The Tigers have done a solid job of filling holes on a limited budget this offseason. With so much money tied up to their stars, the Tigers will need to be smart about how they build the rest of their roster. Sometimes, this involves signing players that can fill multiple roles for the team. One player that fills a current need while providing some versatility could be Tom Gorzelanny, a left-handed pitcher who played for the Milwaukee Brewers last season. Gorzelanny has spent his entire career in the National League, but would he be interested in a transition to the AL if the Tigers came calling?
*2015 Steamer projection
Who is he?
Gorzelanny is a 32 year old left-hander who was selected in the second round of the 2003 draft by the Pittsburgh Pirates. He made his MLB debut in 2005 as a 23 year old and spent parts of five seasons with the Pirates. He was 14-10 with a 3.88 ERA in 201 2/3 innings in 2007, resulting in a career-best 2.8 WAR. Since then, Gorzelanny has spent time with four different organizations as a swingman, making 77 starts in 213 appearances. Gorzelanny had shoulder surgery in December of 2013, but returned in June 2014. He allowed just two earned runs in 21 innings last season while striking out 23 batters to eight walks.
Why should we care?
While Gorzelanny's career numbers don't look all that special, he has much better splits as a reliever. In 138 career appearances out of the bullpen, Gorzelanny has a 2.88 ERA, 1.24 WHIP, and 2.05 strikeout-to-walk ratio. He strikes out over eight batters per nine innings as a reliever, and has a 3.13 ERA over the past three seasons while primarily serving as a reliever.

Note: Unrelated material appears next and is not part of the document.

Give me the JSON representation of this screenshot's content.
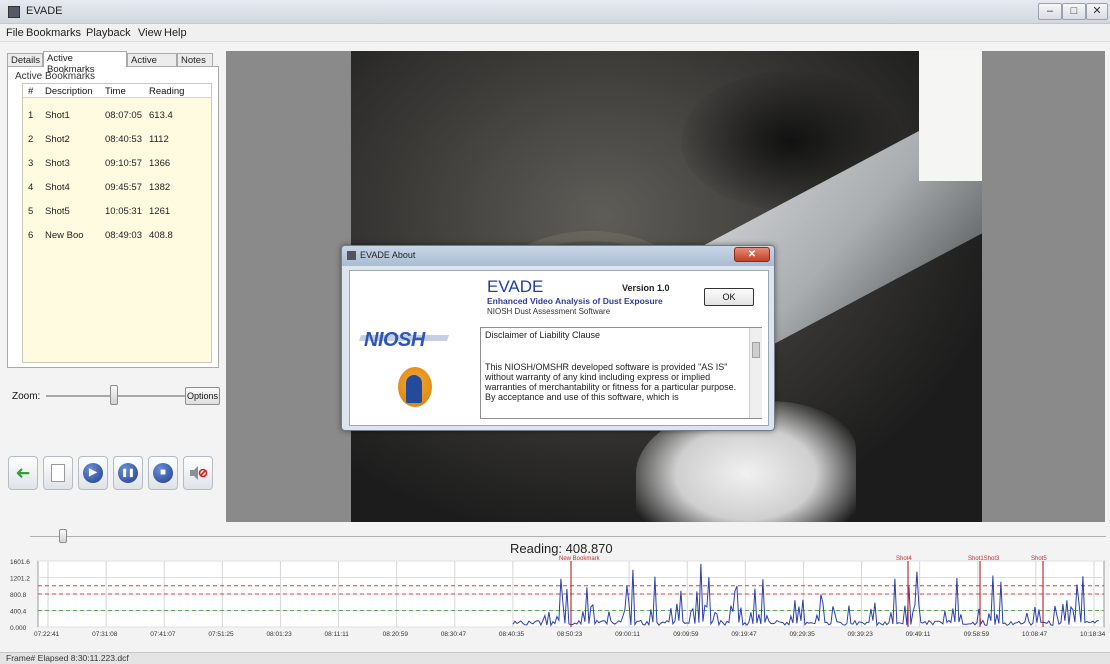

Gorzelanny's experience as a starter and splits against left-handed hitters make him an interesting pick up. He has limited lefty batters to hitting just .231/.301/.360 in his career with a 2.91 strikeout-to-walk ratio. He served in a LOOGY role at times for the Brewers last season, but could just as easily come in and pitch two or three innings as a long reliever. The Tigers could also look to someone like Kyle Ryan for filling this role, but Gorzelanny's experience provides a big edge over Ryan, who has only ever been a starter.
Why should we stay away?
The biggest blemish on Gorzelanny's record is the shoulder surgery he had in 2013. While it wasn't anything too serious -- he just had a debridement, or "clean up" procedure -- it still caused him to miss two months of the season. Gorzelanny has a history of shoulder trouble, and his fastball velocity dropped in 2014. He also did not work any back-to-back outings after the All-Star break, a slightly ominous sign.
Will he end up in Detroit?
It would be nice to see the Tigers take a flyer on a guy like Gorzelanny, but we probably won't know anything more until mid-January or later. If the Tigers sign anyone, it will be a guy that has slipped through the cracks that they can get on a cheap deal. Could Gorzelanny be that guy? It's possible, and the Tigers haven't hesitated to pick up guys who have had shoulder problems in the past.